And then there were two men standing.
EA Sports announced yesterday that the cover vote for NCAA Football 14 had officially been trimmed down to two players, Michigan's Denard Robinson and Texas A&M's Ryan Swope. Robinson always appeared to be one of the favorites for the cover despite his lack of production under center, but A&M's Swope is proving that the underdog still has plenty of bite.
The casual college football fan will be forgiven if you are still left wondering just exactly who Swope is. After all, he is hardly a household name. Swope is currently ranked 22nd overall among wide receivers by National Football Post with a draft grade suggesting a potential fourth-round draft pick selection. Our friends over at Optimum Scouting tend to feel similarly. Swope had a solid season for the Aggies but his 913 receiving yards and eight touchdowns easily gets lost in the shuffle (eighth in the SEC in receiving yards), especially when Johnny Manziel was busy setting the football world on fire and offensive tackle Luke Joeckel was being heralded as a worthy number one overall pick.
But here he is, looking to represent Texas A&M on the cover of the NCAA Football franchise for the first time in school history. ESPN's sports media reporter Darren Rovell suggested he wanted to see if Swope appearing on the cover of the game would yield any difference in copies of the game sold.
Hoping NCAA Football game has Ryan Swope on the cover. Would be a good experiment on if bad cover athlete hurts sales.
— darren rovell (@darrenrovell) February 26, 2013
The answer, of course, is no. Sure, there may be a few more copies sold in and around College Station, Texas but I would take an educated guess that the nationwide sales of the game would not take any more of a hit for having Swope on the cover as it would for having any other player.
Like the Madden NFL franchise, albeit on a slightly smaller scale, the NCAA Football franchise has reached a point where the same product can receive a few tweaks and graphic enhancements form year to year and be sold to the same audience. The fans who purchase the NCAA Football title are not going to refrain from buying the game based on who is on the cover. They will buy it to play against their friends, classmates and others around the world through the wonders of network gaming. It does not matter to these people if Denard Robinson or Ryan Swope or Kenjon Barner or Lee Corso is on the cover.
Last year NCAA Football 13 featured Baylor's Heisman Trophy winning quarterback Robert Griffin III on the cover. We all know RG3 has become a clear superstar after one year in the NFL. His rise to fame brought attention to Baylor, of all football programs, in a season once again dominated by the SEC. But sales were relatively sluggish with RG3 on the cover. I would suggest this is because to the NCAA Football audience there was not enough reason to pick up the newest version of the game after shelling out money for NCAA Football 12 (oh, and NCAA Football 13 did not even have all of the teams). But was it because Griffin III came from Baylor, a program that has always been in the shadows of larger programs in their own conference, no matter the conference?
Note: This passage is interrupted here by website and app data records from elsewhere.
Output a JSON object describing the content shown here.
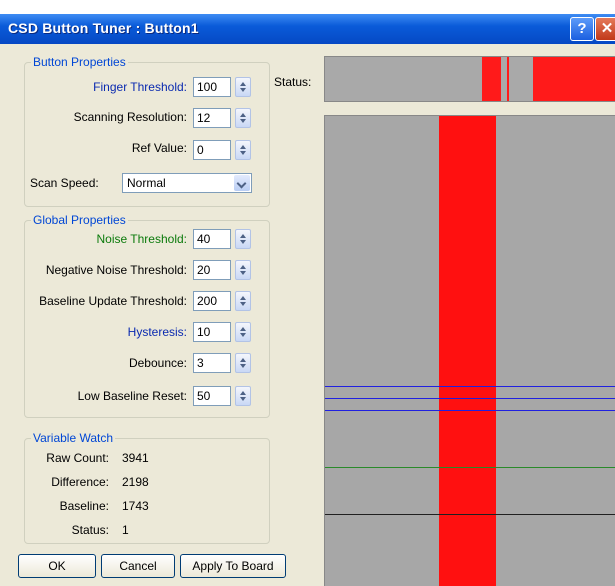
{
  "window": {
    "title": "CSD Button Tuner : Button1",
    "help_glyph": "?",
    "close_glyph": "✕"
  },
  "button_properties": {
    "title": "Button Properties",
    "finger_threshold": {
      "label": "Finger Threshold:",
      "value": "100"
    },
    "scanning_resolution": {
      "label": "Scanning Resolution:",
      "value": "12"
    },
    "ref_value": {
      "label": "Ref Value:",
      "value": "0"
    },
    "scan_speed": {
      "label": "Scan Speed:",
      "value": "Normal"
    }
  },
  "global_properties": {
    "title": "Global Properties",
    "noise_threshold": {
      "label": "Noise Threshold:",
      "value": "40"
    },
    "negative_noise_threshold": {
      "label": "Negative Noise Threshold:",
      "value": "20"
    },
    "baseline_update_threshold": {
      "label": "Baseline Update Threshold:",
      "value": "200"
    },
    "hysteresis": {
      "label": "Hysteresis:",
      "value": "10"
    },
    "debounce": {
      "label": "Debounce:",
      "value": "3"
    },
    "low_baseline_reset": {
      "label": "Low Baseline Reset:",
      "value": "50"
    }
  },
  "variable_watch": {
    "title": "Variable Watch",
    "raw_count": {
      "label": "Raw Count:",
      "value": "3941"
    },
    "difference": {
      "label": "Difference:",
      "value": "2198"
    },
    "baseline": {
      "label": "Baseline:",
      "value": "1743"
    },
    "status": {
      "label": "Status:",
      "value": "1"
    }
  },
  "buttons": {
    "ok": "OK",
    "cancel": "Cancel",
    "apply": "Apply To Board"
  },
  "status_area": {
    "label": "Status:"
  },
  "colors": {
    "signal": "#ff1010",
    "threshold_lines": "#2020e0",
    "noise_line": "#2a8a2a",
    "baseline_line": "#202020",
    "panel_background": "#a7a7a7"
  }
}
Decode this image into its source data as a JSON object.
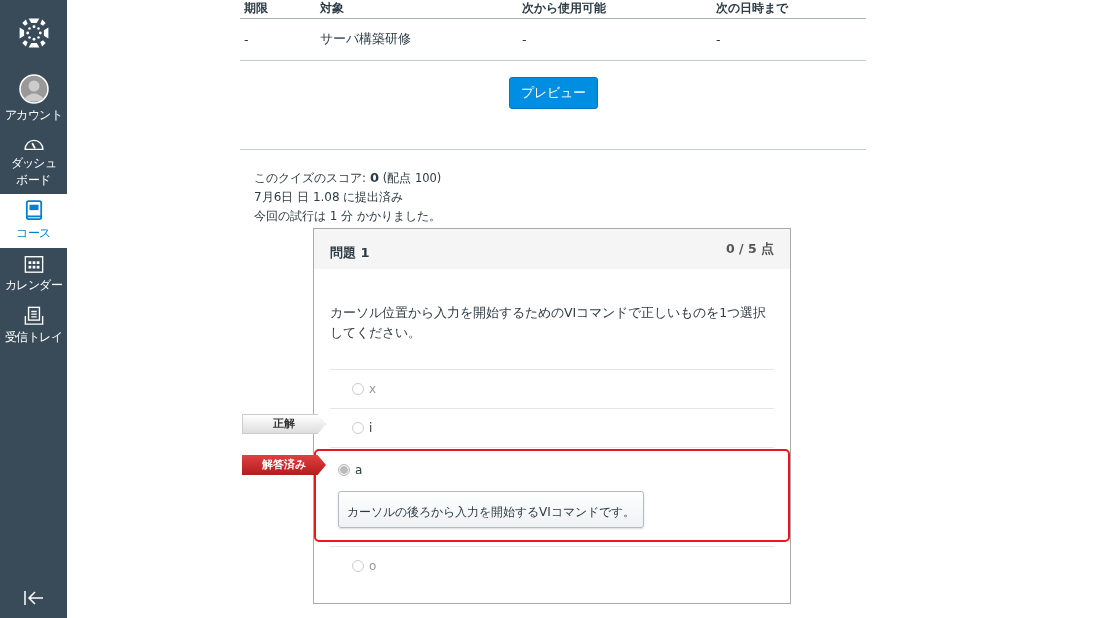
{
  "sidebar": {
    "items": [
      {
        "label": "アカウント",
        "kind": "avatar",
        "selected": false
      },
      {
        "label": "ダッシュボード",
        "kind": "gauge",
        "selected": false
      },
      {
        "label": "コース",
        "kind": "book",
        "selected": true
      },
      {
        "label": "カレンダー",
        "kind": "calendar",
        "selected": false
      },
      {
        "label": "受信トレイ",
        "kind": "inbox",
        "selected": false
      }
    ]
  },
  "table": {
    "columns": [
      "期限",
      "対象",
      "次から使用可能",
      "次の日時まで"
    ],
    "rows": [
      [
        "-",
        "サーバ構築研修",
        "-",
        "-"
      ]
    ]
  },
  "preview_button": "プレビュー",
  "summary": {
    "score_label": "このクイズのスコア:",
    "score": "0",
    "points": "(配点 100)",
    "submitted": "7月6日 日 1.08 に提出済み",
    "duration": "今回の試行は 1 分 かかりました。"
  },
  "question": {
    "title": "問題 1",
    "points": "0 / 5 点",
    "text": "カーソル位置から入力を開始するためのVIコマンドで正しいものを1つ選択してください。",
    "answers": [
      {
        "text": "x",
        "selected": false
      },
      {
        "text": "i",
        "selected": false,
        "flag": {
          "kind": "correct",
          "label": "正解"
        }
      },
      {
        "text": "a",
        "selected": true,
        "flag": {
          "kind": "answered",
          "label": "解答済み"
        },
        "comment": "カーソルの後ろから入力を開始するVIコマンドです。"
      },
      {
        "text": "o",
        "selected": false
      }
    ]
  }
}
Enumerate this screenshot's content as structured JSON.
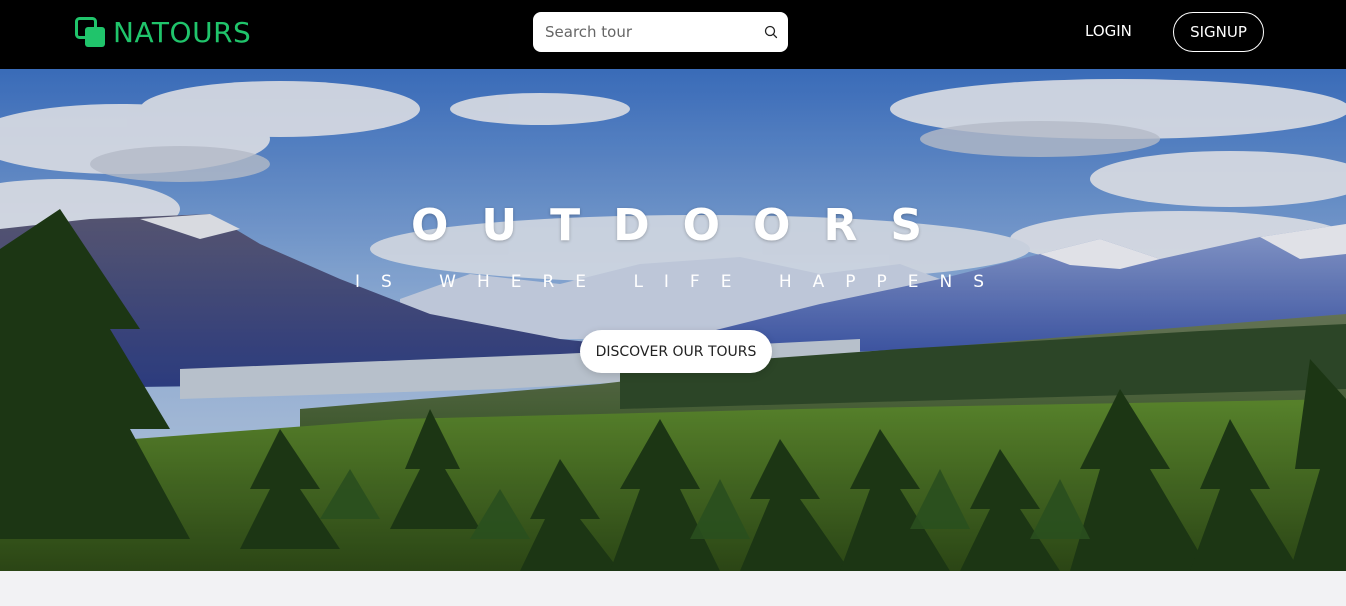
{
  "nav": {
    "brand": "NATOURS",
    "search_placeholder": "Search tour",
    "login": "LOGIN",
    "signup": "SIGNUP"
  },
  "hero": {
    "title": "OUTDOORS",
    "subtitle": "IS WHERE LIFE HAPPENS",
    "cta": "DISCOVER OUR TOURS"
  },
  "colors": {
    "brand": "#20c46b",
    "navbar_bg": "#000000",
    "page_bg": "#f2f2f4"
  },
  "icons": [
    "logo-icon",
    "search-icon"
  ]
}
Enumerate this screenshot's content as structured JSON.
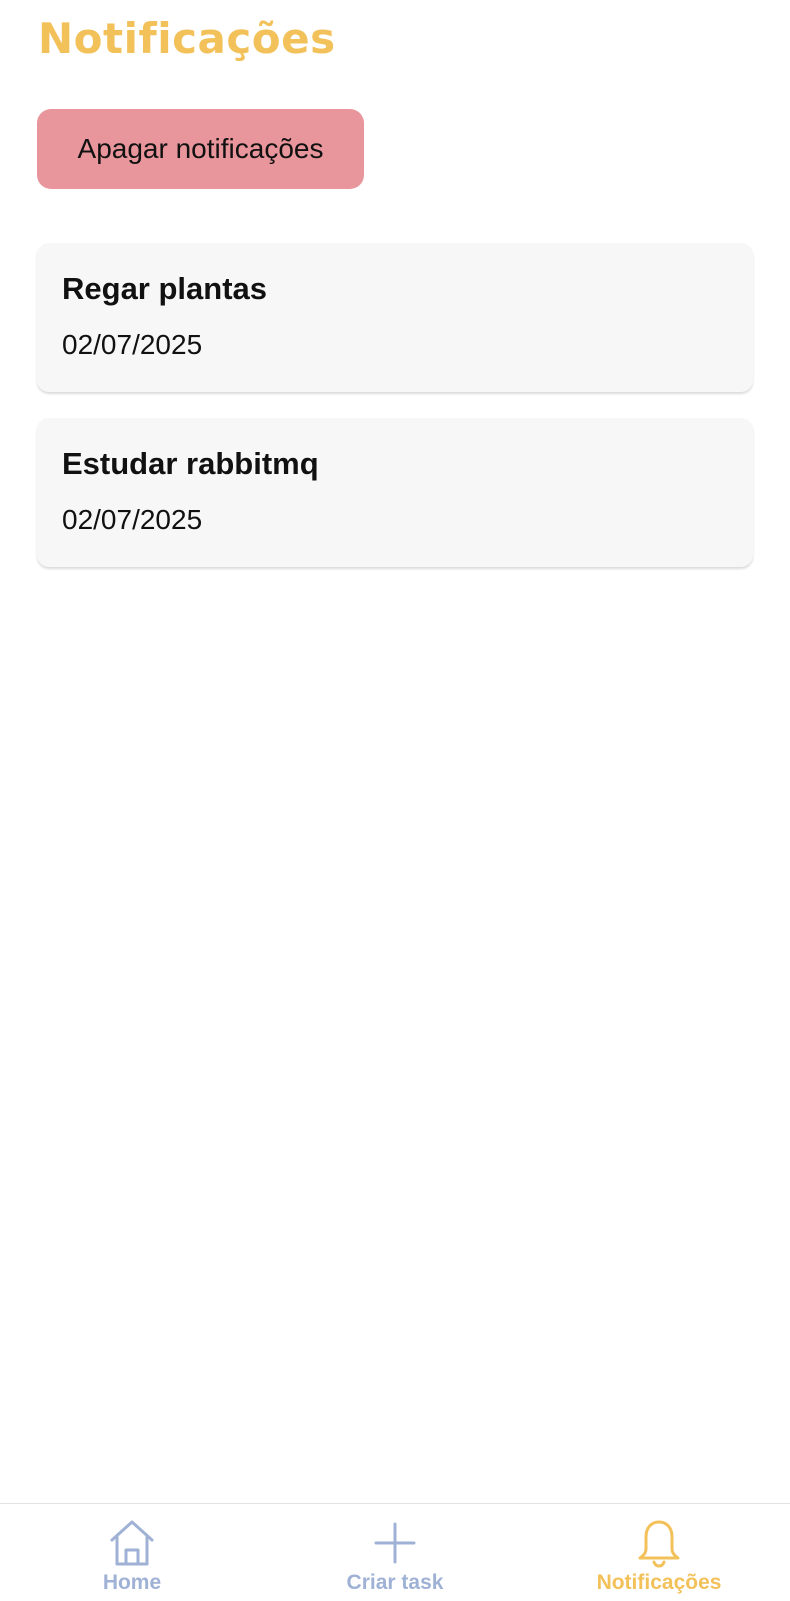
{
  "header": {
    "title": "Notificações"
  },
  "actions": {
    "clear_label": "Apagar notificações"
  },
  "notifications": [
    {
      "title": "Regar plantas",
      "date": "02/07/2025"
    },
    {
      "title": "Estudar rabbitmq",
      "date": "02/07/2025"
    }
  ],
  "bottom_nav": {
    "items": [
      {
        "label": "Home",
        "icon": "home-icon",
        "active": false
      },
      {
        "label": "Criar task",
        "icon": "plus-icon",
        "active": false
      },
      {
        "label": "Notificações",
        "icon": "bell-icon",
        "active": true
      }
    ]
  },
  "colors": {
    "accent": "#f3c15a",
    "inactive_nav": "#9fb2d6",
    "danger_button": "#e8959b",
    "card_background": "#f7f7f7"
  }
}
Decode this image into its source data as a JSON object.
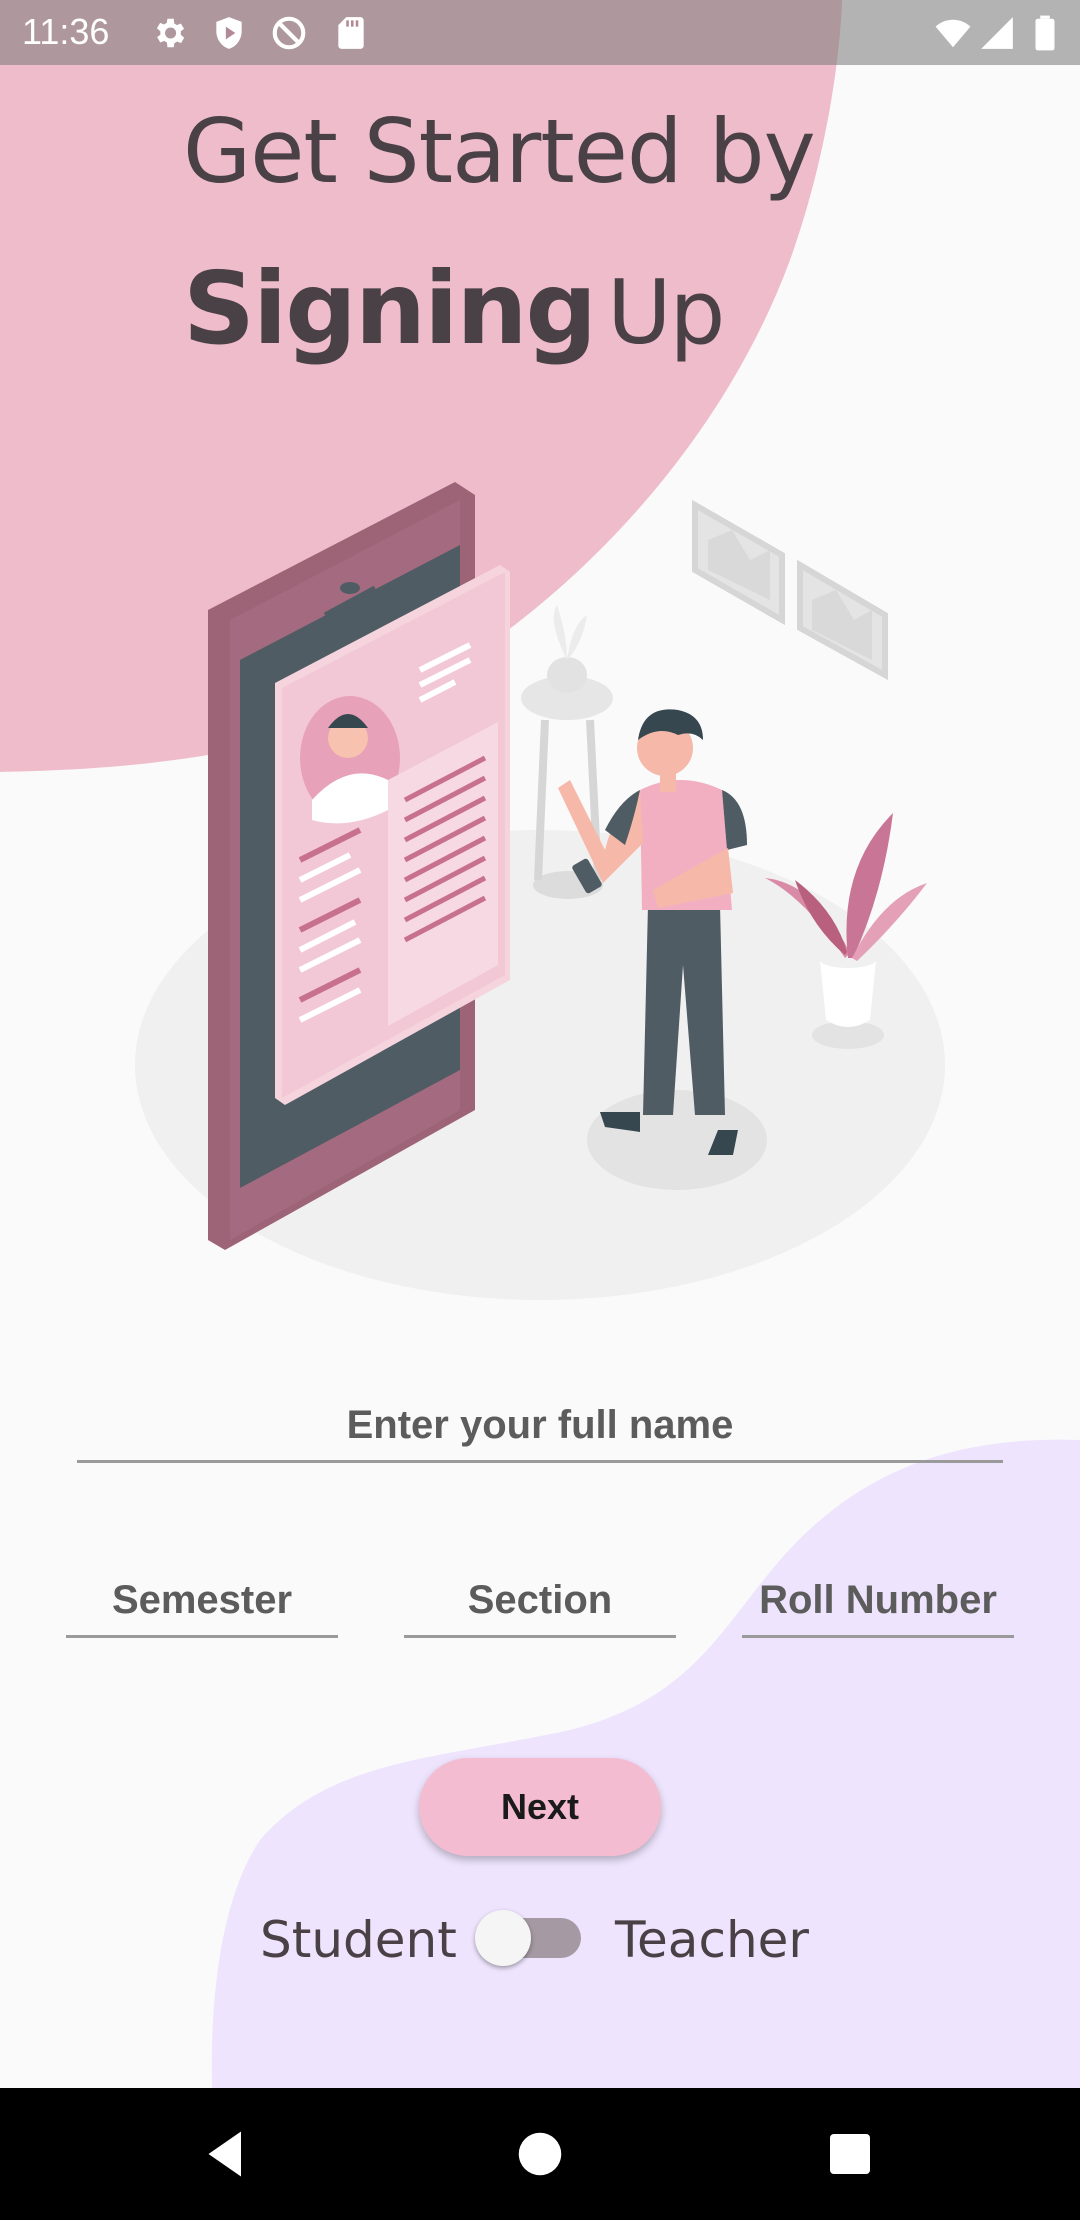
{
  "status_bar": {
    "time": "11:36",
    "icons": [
      "settings-icon",
      "shield-icon",
      "do-not-disturb-icon",
      "sd-card-icon",
      "wifi-icon",
      "signal-icon",
      "battery-icon"
    ]
  },
  "headline": {
    "line1": "Get Started by",
    "line2_bold": "Signing",
    "line2_light": "Up"
  },
  "form": {
    "full_name_placeholder": "Enter your full name",
    "semester_placeholder": "Semester",
    "section_placeholder": "Section",
    "roll_number_placeholder": "Roll Number"
  },
  "actions": {
    "next_label": "Next"
  },
  "role_toggle": {
    "left_label": "Student",
    "right_label": "Teacher",
    "is_teacher": false
  },
  "navigation": {
    "buttons": [
      "back-icon",
      "home-icon",
      "recents-icon"
    ]
  },
  "colors": {
    "accent_pink": "#f4bcd0",
    "blob_pink": "#efb9c8",
    "blob_lavender": "#eee4fd",
    "text_dark": "#4a4146"
  }
}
Does Rovell have a point? The anecdotal evidence, last season aside, may back his argument.
Last summer gaming website Pasta Padre took a look at the sales numbers of the franchise. NCAA Football 11 had opening sales eight percent higher than NCAA Football 10. NCAA Football 10 had a different cover athlete depending on the port but NCAA Football 11 had Tim Tebow on the cover. Featuring Tebow on the cover was a no brainer it seemed, and perhaps sales were boosted by his appearance slightly. NCAA Football 12 featured Alabama's Mark Ingram on the cover, and once again opening sales for the game skyrocketed, jumping to 15 percent higher than the NCAA Football 11 sales figures. Did having Heisman Trophy winners from Florida and Alabama help boost the sales? If so, what was NCAA Football 13's excuse, with not one but two Heisman winners?
Then there is my own empirical data.
I have been a long time supporter of the NCAA Football franchise. I do not buy the game every season as some might. Instead I may pick up a copy or two during a particular console's lifespan. I have a copy of NCAA Football 2004 for the GameCube (don't laugh) within an arm's reach from my desk and my Road to Glory in NCAA Football 12 has resulted in quarterback play the Texas Longhorns could only dream of having the last couple of seasons. Over the years I have purchased seven different versions of the game, and not one time did I take in to consideration the cover athlete appearing on the cover.
When it comes to video games there is a certain level of marketing needed to produce a strong consumer base. Any EarthBound fan may be able to tell you that. EA Sports has been fortunate to be able to build up a loyal consumer base as well as branch out to the more casual football fans. Their brand commands a certain level of consumer respect, regardless of how you feel about their business practices. But when it comes to sports games in particular, gamers need a reason to hand over $60 for a game year after year. Road to Glory was a terrific adaption of a sound philosophy. The Heisman Challenge failed to take things to the next level. What NCAA Football 14 offers or does not offer will have much more to say about the value of the game to consumers than the cover.
Will you buy or not buy NCAA Football 14 based on who the cover athlete is.